Triumphs and tragedies in paradise

As a ‘veteran’ volunteer of Cousin Island turtle season, I have been able to witness some of the most incredible wildlife spectacles. For example, watching turtles as they emerge from the water to embark on their journey to lay their eggs, then later observing what seemed to me, millions of hatchlings scattered all over these stunning beaches as they instinctively make their way to the ocean. The knowledge that they too will one day return to the same beach to lay their eggs is mind blowing!

Another phenomenon that Nature Seychelles staff and volunteers working on Cousin Island Special Reserve marvel at is, of course, the wide variety of birds on the island. We continue to observe and monitor these birds even in our spare time.

As the birds here have very few predators, you are able to get very close to them, which is amazing. It was a fun and unforgettable experience being here for the Hawksbill Turtle nesting season, however, returning to Cousin this season has been eye opening.

For the last few months volunteers and staff have been monitoring the breeding success of White Terns (Gygis alba ) and the White tailed Tropic Birds (Phaethon lepturus). I have been concentrating on the White Terns. To conduct the breeding success we first find 100 nesting adults with an egg and then follow their progress from hatching all the way to (hopefully) flying off to find its own food.

It has been a great opportunity for me to learn more about birds as in my previous visit here we did not study the birds in such depth but merely observed them and appreciated them. However, the volunteers presently get to examine these birds throughout their life cycle; from when the egg is laid all the way through to when they fledge.

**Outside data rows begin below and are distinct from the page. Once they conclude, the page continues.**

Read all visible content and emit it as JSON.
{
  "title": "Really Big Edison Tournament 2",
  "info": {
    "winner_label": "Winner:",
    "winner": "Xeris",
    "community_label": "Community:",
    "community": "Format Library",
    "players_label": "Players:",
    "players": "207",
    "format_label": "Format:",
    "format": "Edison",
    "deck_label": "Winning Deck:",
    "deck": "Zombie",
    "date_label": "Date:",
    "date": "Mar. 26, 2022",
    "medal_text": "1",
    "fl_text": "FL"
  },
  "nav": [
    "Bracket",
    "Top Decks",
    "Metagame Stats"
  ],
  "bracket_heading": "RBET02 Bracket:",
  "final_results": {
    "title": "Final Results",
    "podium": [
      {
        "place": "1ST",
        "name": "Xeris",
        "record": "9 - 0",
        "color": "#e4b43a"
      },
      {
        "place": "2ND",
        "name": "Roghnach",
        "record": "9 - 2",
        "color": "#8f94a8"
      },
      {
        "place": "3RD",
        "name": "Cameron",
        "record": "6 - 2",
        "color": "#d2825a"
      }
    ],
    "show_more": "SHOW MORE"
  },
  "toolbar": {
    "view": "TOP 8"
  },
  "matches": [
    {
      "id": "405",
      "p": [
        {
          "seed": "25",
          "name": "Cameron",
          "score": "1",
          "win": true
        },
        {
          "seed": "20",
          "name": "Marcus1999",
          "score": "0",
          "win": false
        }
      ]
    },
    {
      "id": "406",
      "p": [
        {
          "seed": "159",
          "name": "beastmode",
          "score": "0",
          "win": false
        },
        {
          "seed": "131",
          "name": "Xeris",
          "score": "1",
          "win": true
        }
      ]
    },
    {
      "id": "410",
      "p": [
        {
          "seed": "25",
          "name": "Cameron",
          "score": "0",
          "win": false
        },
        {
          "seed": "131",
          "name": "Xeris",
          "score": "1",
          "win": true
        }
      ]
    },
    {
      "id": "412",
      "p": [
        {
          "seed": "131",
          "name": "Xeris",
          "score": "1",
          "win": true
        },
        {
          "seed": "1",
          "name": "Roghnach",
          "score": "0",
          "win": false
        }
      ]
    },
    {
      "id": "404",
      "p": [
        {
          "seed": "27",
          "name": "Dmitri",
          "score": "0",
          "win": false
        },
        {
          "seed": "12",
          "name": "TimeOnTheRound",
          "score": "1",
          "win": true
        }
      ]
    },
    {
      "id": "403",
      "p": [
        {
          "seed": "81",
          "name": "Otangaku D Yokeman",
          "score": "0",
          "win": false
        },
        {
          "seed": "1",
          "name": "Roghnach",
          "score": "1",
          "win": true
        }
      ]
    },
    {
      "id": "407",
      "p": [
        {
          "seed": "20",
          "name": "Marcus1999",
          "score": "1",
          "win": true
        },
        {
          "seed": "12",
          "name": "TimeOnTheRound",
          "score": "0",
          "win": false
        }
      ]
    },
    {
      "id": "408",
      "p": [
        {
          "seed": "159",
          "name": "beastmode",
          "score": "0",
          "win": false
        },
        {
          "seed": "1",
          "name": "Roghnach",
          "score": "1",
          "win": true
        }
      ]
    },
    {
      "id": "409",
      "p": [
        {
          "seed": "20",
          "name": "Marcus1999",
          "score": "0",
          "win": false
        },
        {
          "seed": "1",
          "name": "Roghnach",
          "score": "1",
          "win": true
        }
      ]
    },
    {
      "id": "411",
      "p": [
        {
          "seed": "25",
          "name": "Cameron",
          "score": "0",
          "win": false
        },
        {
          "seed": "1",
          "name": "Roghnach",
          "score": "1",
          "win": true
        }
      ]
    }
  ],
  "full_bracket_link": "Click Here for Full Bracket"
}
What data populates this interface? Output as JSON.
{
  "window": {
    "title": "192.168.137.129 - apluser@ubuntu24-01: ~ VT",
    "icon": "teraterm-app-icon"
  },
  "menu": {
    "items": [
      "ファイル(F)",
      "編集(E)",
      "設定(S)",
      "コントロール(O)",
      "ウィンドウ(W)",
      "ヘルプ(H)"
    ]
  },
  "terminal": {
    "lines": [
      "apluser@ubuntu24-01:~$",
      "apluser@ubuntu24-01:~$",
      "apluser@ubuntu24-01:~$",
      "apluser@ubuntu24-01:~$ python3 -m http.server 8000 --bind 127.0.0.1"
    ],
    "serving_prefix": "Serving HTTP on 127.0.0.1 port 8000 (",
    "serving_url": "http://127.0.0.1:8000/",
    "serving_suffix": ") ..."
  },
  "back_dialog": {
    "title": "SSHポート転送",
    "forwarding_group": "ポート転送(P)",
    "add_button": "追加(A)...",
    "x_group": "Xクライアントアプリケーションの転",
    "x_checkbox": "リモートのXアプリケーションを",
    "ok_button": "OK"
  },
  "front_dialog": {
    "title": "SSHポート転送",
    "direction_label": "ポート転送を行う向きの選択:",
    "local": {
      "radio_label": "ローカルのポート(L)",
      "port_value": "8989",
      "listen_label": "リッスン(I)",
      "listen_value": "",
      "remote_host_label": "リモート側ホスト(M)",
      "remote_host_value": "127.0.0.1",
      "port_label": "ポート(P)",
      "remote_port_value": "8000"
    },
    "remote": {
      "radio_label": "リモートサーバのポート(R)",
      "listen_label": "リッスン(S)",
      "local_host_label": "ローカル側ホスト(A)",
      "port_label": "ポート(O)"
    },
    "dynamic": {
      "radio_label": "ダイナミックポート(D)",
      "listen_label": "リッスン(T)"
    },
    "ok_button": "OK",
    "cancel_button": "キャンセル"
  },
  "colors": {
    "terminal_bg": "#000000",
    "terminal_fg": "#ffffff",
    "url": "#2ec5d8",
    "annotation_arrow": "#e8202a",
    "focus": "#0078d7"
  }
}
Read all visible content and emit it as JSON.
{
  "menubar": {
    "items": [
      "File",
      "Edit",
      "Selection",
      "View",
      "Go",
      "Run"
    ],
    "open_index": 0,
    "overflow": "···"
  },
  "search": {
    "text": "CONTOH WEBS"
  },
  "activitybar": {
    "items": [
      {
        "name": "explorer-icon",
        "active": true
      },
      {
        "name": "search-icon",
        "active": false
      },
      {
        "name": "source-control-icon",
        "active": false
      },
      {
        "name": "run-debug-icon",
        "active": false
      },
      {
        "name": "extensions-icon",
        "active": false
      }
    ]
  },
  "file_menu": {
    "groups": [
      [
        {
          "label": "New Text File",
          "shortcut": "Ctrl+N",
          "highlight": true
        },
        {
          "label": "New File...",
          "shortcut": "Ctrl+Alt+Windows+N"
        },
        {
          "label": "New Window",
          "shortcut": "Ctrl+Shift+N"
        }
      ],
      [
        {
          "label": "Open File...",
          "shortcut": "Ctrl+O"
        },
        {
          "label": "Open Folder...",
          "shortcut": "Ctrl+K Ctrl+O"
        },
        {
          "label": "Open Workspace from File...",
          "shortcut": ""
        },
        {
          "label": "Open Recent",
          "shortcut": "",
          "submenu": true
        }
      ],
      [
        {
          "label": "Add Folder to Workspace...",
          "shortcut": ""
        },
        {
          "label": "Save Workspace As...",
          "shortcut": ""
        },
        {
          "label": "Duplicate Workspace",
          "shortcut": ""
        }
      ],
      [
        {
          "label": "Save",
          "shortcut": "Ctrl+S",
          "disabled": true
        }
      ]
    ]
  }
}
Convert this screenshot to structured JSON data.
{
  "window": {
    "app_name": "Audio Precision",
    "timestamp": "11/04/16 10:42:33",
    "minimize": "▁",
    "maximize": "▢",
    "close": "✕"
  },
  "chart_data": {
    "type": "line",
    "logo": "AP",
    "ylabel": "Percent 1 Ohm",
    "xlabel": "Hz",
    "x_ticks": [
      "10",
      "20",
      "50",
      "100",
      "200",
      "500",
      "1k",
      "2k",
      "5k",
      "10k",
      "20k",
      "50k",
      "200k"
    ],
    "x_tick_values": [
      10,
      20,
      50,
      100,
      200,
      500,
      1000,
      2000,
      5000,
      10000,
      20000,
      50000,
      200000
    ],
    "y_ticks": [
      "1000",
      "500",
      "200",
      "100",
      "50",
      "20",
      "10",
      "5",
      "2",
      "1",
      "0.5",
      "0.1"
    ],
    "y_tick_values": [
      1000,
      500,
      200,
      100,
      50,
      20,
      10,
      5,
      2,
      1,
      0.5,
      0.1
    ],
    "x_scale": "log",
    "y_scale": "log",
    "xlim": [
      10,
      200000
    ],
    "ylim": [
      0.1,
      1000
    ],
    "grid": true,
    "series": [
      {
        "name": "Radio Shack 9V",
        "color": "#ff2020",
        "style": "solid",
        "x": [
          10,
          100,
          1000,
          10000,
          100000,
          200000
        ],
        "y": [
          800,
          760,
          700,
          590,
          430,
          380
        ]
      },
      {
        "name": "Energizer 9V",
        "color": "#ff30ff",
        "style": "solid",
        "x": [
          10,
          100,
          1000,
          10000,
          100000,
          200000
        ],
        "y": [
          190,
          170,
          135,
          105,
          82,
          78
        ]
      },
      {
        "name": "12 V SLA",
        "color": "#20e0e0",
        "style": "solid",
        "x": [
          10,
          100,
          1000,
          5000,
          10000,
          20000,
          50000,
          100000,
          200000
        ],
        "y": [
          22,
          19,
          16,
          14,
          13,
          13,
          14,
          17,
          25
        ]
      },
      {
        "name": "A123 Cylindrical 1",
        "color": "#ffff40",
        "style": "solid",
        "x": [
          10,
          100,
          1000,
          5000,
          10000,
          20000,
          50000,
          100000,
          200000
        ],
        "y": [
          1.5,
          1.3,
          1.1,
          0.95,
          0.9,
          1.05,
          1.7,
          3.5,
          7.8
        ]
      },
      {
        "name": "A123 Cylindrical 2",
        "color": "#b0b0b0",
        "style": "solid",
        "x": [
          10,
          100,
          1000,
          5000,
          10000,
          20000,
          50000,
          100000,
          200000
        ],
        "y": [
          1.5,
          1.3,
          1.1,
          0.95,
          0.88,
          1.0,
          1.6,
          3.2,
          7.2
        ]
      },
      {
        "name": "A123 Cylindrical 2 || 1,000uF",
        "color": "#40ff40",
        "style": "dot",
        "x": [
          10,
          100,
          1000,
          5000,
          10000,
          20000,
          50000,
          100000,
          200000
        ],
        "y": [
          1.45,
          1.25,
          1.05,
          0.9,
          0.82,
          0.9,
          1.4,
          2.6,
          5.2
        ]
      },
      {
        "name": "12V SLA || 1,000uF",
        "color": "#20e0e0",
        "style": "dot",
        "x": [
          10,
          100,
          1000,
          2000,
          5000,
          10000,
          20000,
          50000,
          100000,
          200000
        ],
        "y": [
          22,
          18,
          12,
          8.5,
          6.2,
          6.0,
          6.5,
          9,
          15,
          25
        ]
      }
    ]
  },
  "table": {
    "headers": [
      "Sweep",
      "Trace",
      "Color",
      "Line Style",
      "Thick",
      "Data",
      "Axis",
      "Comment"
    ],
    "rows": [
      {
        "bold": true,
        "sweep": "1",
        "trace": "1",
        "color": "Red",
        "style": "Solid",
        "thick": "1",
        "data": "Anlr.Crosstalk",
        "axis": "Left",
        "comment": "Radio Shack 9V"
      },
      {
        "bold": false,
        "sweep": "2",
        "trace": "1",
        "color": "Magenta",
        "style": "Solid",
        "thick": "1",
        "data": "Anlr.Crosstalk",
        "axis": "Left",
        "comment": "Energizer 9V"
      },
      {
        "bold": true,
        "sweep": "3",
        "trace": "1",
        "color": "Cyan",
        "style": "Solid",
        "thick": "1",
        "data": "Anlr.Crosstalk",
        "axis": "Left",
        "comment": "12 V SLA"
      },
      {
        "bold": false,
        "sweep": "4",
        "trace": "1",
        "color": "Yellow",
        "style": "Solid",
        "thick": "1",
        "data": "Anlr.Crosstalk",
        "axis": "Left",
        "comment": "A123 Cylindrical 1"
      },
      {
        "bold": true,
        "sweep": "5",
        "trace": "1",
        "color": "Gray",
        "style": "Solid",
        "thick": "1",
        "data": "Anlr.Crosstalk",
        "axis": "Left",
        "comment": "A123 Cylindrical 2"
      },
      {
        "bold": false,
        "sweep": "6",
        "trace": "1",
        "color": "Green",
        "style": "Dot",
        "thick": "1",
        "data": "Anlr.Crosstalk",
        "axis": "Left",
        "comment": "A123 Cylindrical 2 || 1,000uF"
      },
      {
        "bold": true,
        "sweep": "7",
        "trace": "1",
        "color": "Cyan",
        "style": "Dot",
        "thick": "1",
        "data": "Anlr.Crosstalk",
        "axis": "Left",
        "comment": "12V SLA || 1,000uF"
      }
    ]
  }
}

On Cousin we normally have a success rate of about 20 percent for White Terns and around 60 percent for White Tailed Tropic Birds. The low success rate of the white terns is partly due to the natural behaviour of the bird. Terns do not build nests but simply lay their eggs on a branch cavity and eggs therefore frequently plummet to the ground in high winds or rain.

Additionally, the invasive Pisonia grandis trees are a threat to chicks as well as adult birds on Cousin. This tree is not very common on most islands in the Seychelles, except those with a lot of sea birds. The pisonia tree has very sticky seeds that are distributed by attaching to birds feathers. This causes many fatalities for seabirds including the white tern when too many seeds get stuck on their feathers; the birds are unable to fly to find food and eventually die of starvation.

This is a natural phenomenon on many tropical islands where there are seabirds. But Nature Seychelles staff and volunteers try to save as many birds as we can by removing the seeds off their feathers when we find them immobile on the ground.

Although this has resulted in high death rates for my White Terns that I have been monitoring; the population is stable and tourists and volunteers will be able to come to Cousin and see these stunning birds for many years to come. I have thoroughly enjoyed my time on Cousin and it has truly been incredible to see turtles nesting followed by hatchlings scurrying down the beach, and to follow the life cycle of White Terns. Gaining the knowledge and skills from the volunteer programme has been superb.

Kate Robinson